▶ [EXERCISE DETAILS]:
Go over the data and work out how many lines include the word "trong". Give that number only.

*** DATA FOR THE TASK Section Begins ***

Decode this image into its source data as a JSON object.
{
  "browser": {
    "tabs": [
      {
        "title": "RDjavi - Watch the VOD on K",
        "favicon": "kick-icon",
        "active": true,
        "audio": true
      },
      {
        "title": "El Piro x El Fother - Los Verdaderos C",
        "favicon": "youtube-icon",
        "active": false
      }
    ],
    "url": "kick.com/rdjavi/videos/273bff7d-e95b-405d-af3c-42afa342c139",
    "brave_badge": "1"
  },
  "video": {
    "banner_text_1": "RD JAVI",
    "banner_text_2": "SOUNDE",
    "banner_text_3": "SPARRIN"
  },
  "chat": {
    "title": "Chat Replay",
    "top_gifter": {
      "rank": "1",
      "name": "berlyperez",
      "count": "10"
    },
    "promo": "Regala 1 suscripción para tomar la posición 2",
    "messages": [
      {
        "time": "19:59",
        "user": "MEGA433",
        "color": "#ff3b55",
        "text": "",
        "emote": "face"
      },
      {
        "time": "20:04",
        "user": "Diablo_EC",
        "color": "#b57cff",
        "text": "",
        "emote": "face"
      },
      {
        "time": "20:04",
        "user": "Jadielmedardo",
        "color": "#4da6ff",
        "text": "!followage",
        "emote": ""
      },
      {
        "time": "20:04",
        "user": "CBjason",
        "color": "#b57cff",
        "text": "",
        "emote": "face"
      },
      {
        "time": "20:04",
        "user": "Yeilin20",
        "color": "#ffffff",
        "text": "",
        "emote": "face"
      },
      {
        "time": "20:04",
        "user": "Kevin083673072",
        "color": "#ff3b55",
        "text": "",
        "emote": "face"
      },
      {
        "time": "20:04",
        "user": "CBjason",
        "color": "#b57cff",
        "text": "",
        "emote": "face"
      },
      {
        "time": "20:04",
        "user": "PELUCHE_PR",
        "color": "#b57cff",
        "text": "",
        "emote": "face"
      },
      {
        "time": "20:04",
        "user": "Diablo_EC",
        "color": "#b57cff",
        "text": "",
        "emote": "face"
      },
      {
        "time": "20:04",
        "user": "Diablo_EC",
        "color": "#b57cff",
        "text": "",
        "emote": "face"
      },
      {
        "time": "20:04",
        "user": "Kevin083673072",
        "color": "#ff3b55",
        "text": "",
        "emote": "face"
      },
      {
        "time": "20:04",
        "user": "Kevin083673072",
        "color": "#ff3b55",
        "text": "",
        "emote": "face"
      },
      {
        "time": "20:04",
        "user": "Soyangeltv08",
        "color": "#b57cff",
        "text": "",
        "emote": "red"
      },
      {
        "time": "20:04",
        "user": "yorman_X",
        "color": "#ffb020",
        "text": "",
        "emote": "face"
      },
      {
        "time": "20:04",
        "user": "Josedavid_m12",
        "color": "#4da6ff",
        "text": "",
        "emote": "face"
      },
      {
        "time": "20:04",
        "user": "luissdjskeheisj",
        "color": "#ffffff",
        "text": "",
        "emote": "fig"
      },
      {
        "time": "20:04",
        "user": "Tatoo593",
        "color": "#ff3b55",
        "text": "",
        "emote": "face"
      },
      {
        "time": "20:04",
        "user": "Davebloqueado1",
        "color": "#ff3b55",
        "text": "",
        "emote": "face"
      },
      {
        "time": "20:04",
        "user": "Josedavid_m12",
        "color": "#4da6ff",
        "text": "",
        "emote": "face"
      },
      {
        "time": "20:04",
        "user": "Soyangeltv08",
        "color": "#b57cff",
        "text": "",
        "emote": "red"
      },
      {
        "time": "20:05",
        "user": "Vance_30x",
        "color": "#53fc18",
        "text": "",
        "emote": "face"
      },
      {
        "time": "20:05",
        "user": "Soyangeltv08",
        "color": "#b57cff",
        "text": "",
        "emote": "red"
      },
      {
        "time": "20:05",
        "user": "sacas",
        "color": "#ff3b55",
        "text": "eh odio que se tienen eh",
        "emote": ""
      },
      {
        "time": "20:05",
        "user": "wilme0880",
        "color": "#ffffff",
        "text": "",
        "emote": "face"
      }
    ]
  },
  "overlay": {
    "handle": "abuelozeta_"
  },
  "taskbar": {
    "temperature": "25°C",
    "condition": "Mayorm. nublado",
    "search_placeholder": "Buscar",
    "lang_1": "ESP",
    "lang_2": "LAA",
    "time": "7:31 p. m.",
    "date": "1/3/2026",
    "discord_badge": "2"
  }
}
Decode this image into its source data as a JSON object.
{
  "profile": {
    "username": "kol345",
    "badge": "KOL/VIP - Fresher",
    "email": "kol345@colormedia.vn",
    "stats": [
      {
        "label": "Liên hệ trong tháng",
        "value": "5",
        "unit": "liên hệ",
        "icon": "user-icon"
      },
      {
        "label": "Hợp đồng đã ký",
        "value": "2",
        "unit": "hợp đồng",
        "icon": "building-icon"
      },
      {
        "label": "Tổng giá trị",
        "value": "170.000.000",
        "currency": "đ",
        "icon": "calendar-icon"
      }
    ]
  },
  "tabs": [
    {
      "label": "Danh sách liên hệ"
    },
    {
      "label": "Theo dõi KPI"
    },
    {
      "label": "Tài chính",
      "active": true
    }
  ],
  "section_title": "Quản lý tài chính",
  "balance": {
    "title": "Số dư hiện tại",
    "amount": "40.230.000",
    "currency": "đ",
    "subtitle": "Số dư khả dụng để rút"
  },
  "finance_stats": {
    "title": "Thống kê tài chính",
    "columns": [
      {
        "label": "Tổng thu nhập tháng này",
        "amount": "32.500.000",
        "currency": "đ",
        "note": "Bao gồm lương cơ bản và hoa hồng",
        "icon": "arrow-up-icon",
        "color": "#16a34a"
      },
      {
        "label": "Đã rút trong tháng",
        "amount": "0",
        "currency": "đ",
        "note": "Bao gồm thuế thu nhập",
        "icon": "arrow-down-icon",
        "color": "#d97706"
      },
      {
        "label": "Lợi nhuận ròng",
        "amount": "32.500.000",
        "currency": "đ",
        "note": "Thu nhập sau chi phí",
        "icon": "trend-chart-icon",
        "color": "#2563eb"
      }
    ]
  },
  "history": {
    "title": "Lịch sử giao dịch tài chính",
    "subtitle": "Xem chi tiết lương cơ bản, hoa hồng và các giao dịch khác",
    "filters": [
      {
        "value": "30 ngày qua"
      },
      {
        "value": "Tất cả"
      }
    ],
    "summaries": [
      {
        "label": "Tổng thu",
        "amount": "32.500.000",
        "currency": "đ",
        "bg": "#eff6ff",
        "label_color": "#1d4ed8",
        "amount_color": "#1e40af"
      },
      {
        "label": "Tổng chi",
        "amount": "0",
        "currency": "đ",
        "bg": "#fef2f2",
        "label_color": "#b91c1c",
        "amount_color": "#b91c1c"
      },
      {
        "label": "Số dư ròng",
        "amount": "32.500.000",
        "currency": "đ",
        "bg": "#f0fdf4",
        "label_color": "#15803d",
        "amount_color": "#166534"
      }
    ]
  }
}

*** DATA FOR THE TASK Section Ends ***

▶ [ANSWER FOR THIS EXERCISE]:
2